Exercise goal:
Search the records for "video" and copy each line that holds it.

###

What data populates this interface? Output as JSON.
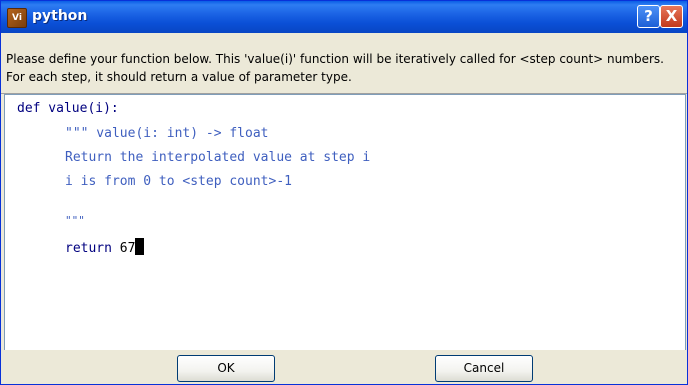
{
  "window": {
    "title": "python",
    "app_icon_text": "Vi",
    "help_glyph": "?",
    "close_glyph": "X"
  },
  "info": {
    "text": "Please define your function below. This 'value(i)' function will be iteratively called for <step count> numbers. For each step, it should return a value of parameter type."
  },
  "editor": {
    "line1_kw": "def",
    "line1_rest": " value(i):",
    "line2": "\"\"\" value(i: int) -> float",
    "line3": "Return the interpolated value at step i",
    "line4": "i is from 0 to <step count>-1",
    "line5": "\"\"\"",
    "line6_kw": "return",
    "line6_rest": " 67"
  },
  "buttons": {
    "ok": "OK",
    "cancel": "Cancel"
  },
  "colors": {
    "titlebar": "#0a4fd6",
    "keyword": "#00007f",
    "docstring": "#3f5fbf"
  }
}
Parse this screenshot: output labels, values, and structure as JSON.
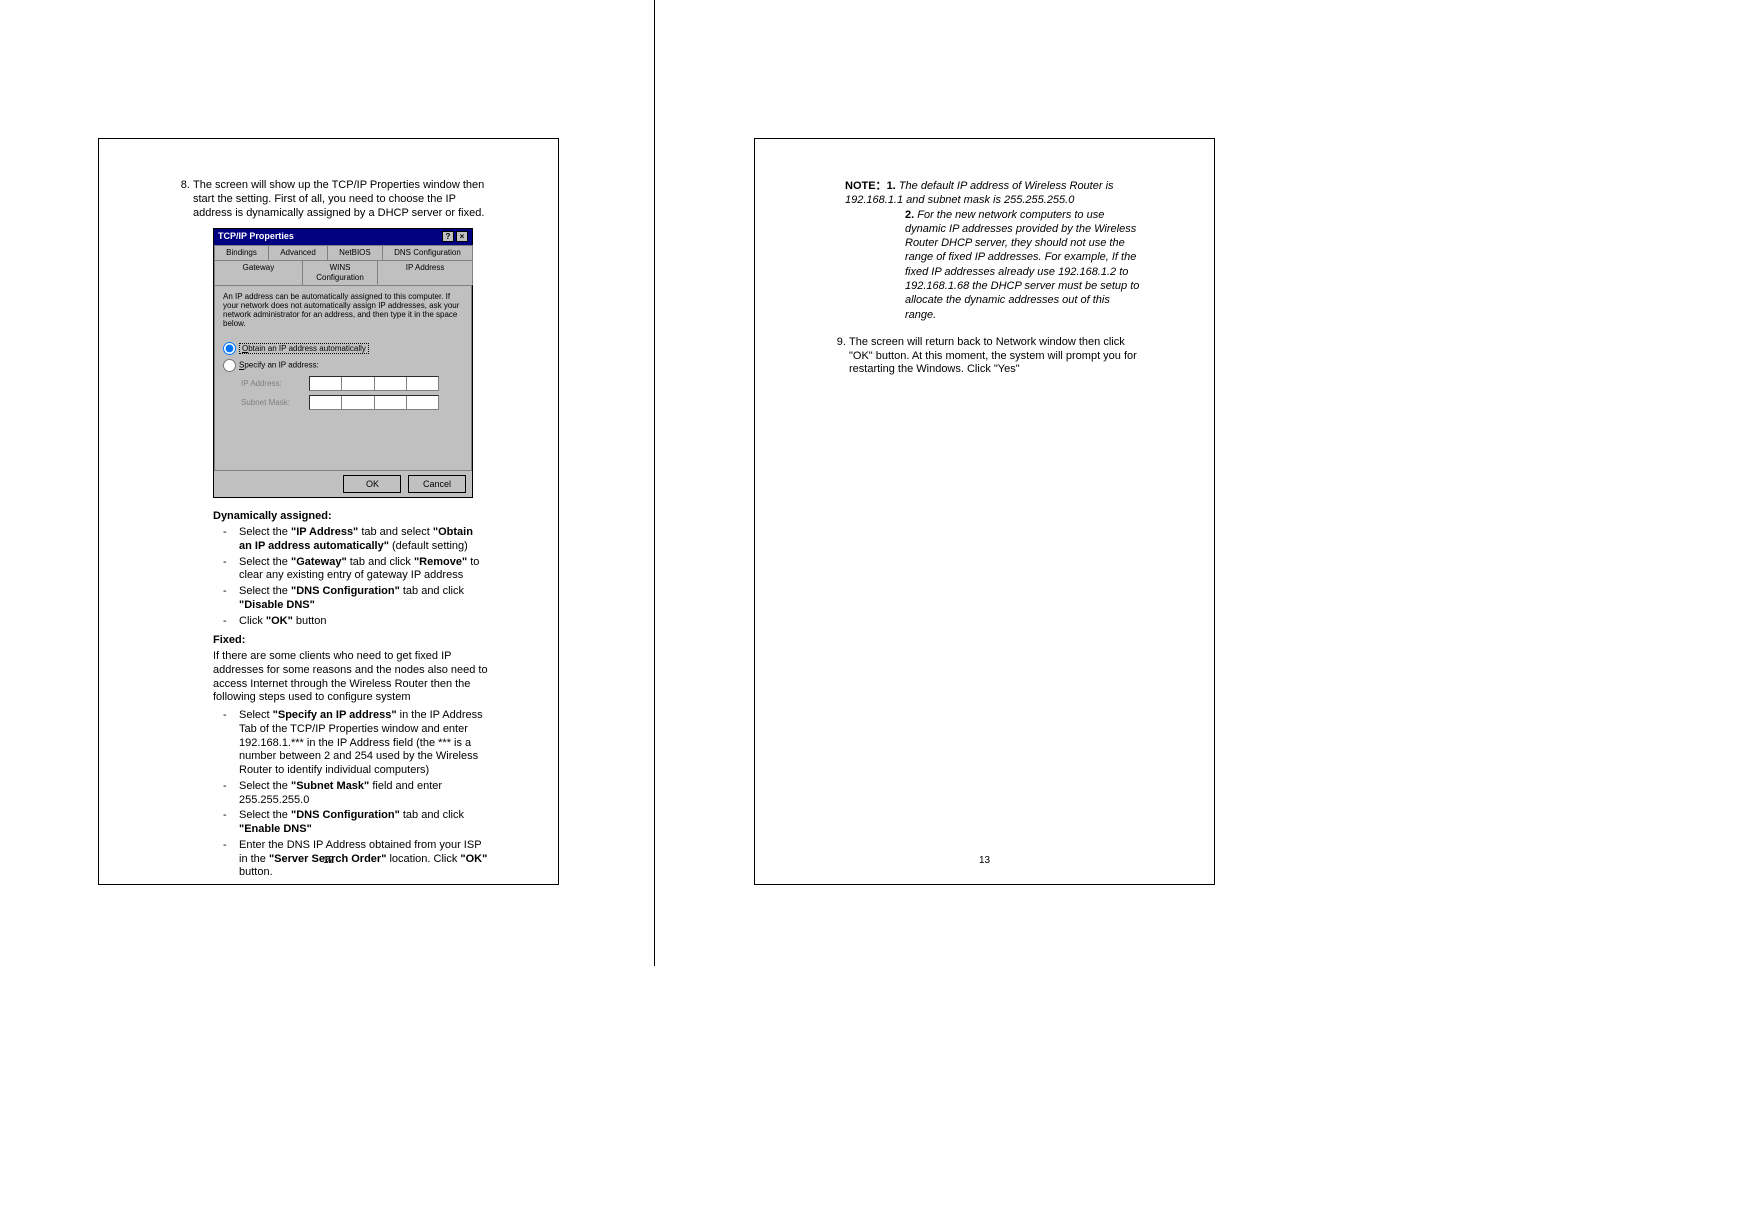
{
  "left": {
    "step8": "The screen will show up the TCP/IP Properties window then start the setting. First of all, you need to choose the IP address is dynamically assigned by a DHCP server or fixed.",
    "dialog": {
      "title": "TCP/IP Properties",
      "help_btn": "?",
      "close_btn": "×",
      "tabs_top": [
        "Bindings",
        "Advanced",
        "NetBIOS",
        "DNS Configuration"
      ],
      "tabs_bottom": [
        "Gateway",
        "WINS Configuration",
        "IP Address"
      ],
      "desc": "An IP address can be automatically assigned to this computer. If your network does not automatically assign IP addresses, ask your network administrator for an address, and then type it in the space below.",
      "radio1": "Obtain an IP address automatically",
      "radio2": "Specify an IP address:",
      "ip_label": "IP Address:",
      "mask_label": "Subnet Mask:",
      "ok": "OK",
      "cancel": "Cancel"
    },
    "dyn_head": "Dynamically assigned:",
    "dyn_items": [
      "Select the <b>\"IP Address\"</b> tab and select <b>\"Obtain an IP address automatically\"</b> (default setting)",
      "Select the <b>\"Gateway\"</b> tab and click <b>\"Remove\"</b> to clear any existing entry of gateway IP address",
      "Select the <b>\"DNS Configuration\"</b> tab and click <b>\"Disable DNS\"</b>",
      "Click <b>\"OK\"</b> button"
    ],
    "fixed_head": "Fixed:",
    "fixed_para": "If there are some clients who need to get fixed IP addresses for some reasons and the nodes also need to access Internet through the Wireless Router then the following steps used to configure system",
    "fixed_items": [
      "Select <b>\"Specify an IP address\"</b> in the IP Address Tab of the TCP/IP Properties window and enter 192.168.1.*** in the IP Address field (the *** is a number between 2 and 254 used by the Wireless Router to identify individual computers)",
      "Select the <b>\"Subnet Mask\"</b> field and enter 255.255.255.0",
      "Select the <b>\"DNS Configuration\"</b> tab and click <b>\"Enable DNS\"</b>",
      "Enter the DNS IP Address obtained from your ISP in the <b>\"Server Search Order\"</b> location. Click <b>\"OK\"</b> button."
    ],
    "pagenum": "12"
  },
  "right": {
    "note_label": "NOTE：",
    "note1_num": "1.",
    "note1": "The default IP address of Wireless Router is 192.168.1.1 and subnet mask is 255.255.255.0",
    "note2_num": "2.",
    "note2": "For the new network computers to use dynamic IP addresses provided by the Wireless Router DHCP server, they should not use the range of fixed IP addresses. For example, If the fixed IP addresses already use 192.168.1.2 to 192.168.1.68 the DHCP server must be setup to allocate the dynamic addresses out of this range.",
    "step9": "The screen will return back to Network window then click \"OK\" button. At this moment, the system will prompt you for restarting the Windows. Click \"Yes\"",
    "pagenum": "13"
  }
}
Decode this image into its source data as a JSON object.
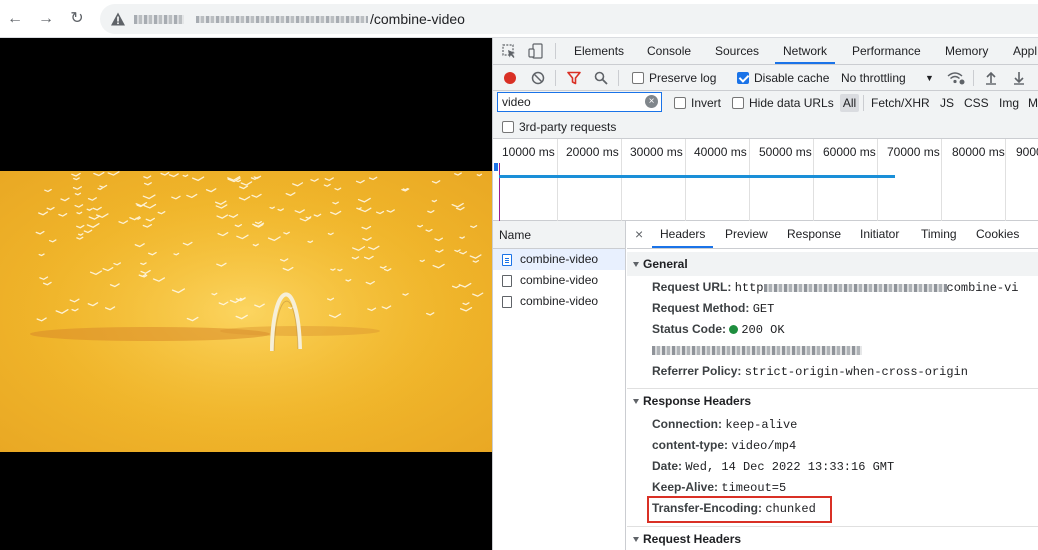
{
  "browser": {
    "url_path": "/combine-video",
    "security_icon": "warning-triangle-icon"
  },
  "devtools": {
    "tabs": [
      "Elements",
      "Console",
      "Sources",
      "Network",
      "Performance",
      "Memory",
      "Appl"
    ],
    "active_tab": "Network",
    "toolbar": {
      "preserve_log": "Preserve log",
      "disable_cache": "Disable cache",
      "throttling": "No throttling"
    },
    "filter": {
      "value": "video",
      "invert": "Invert",
      "hide_data_urls": "Hide data URLs",
      "types": [
        "All",
        "Fetch/XHR",
        "JS",
        "CSS",
        "Img",
        "M"
      ],
      "third_party": "3rd-party requests"
    },
    "timeline": {
      "ticks": [
        "10000 ms",
        "20000 ms",
        "30000 ms",
        "40000 ms",
        "50000 ms",
        "60000 ms",
        "70000 ms",
        "80000 ms",
        "9000"
      ]
    },
    "requests": {
      "header": "Name",
      "rows": [
        "combine-video",
        "combine-video",
        "combine-video"
      ]
    },
    "details": {
      "tabs": [
        "Headers",
        "Preview",
        "Response",
        "Initiator",
        "Timing",
        "Cookies"
      ],
      "active_tab": "Headers",
      "general": {
        "title": "General",
        "request_url_key": "Request URL:",
        "request_url_start": "http",
        "request_url_end": "combine-vi",
        "request_method_key": "Request Method:",
        "request_method_val": "GET",
        "status_code_key": "Status Code:",
        "status_code_val": "200 OK",
        "referrer_policy_key": "Referrer Policy:",
        "referrer_policy_val": "strict-origin-when-cross-origin"
      },
      "response_headers": {
        "title": "Response Headers",
        "connection_key": "Connection:",
        "connection_val": "keep-alive",
        "content_type_key": "content-type:",
        "content_type_val": "video/mp4",
        "date_key": "Date:",
        "date_val": "Wed, 14 Dec 2022 13:33:16 GMT",
        "keep_alive_key": "Keep-Alive:",
        "keep_alive_val": "timeout=5",
        "transfer_encoding_key": "Transfer-Encoding:",
        "transfer_encoding_val": "chunked"
      },
      "request_headers": {
        "title": "Request Headers"
      }
    },
    "colors": {
      "accent": "#1a73e8",
      "record": "#d93025",
      "status_ok": "#1e8e3e",
      "highlight": "#d93025"
    }
  }
}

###

Task response:
    "url_path": "/combine-video",
      "value": "video",
        "combine-video",
        "combine-video",
        "combine-video"
        "content_type_val": "video/mp4",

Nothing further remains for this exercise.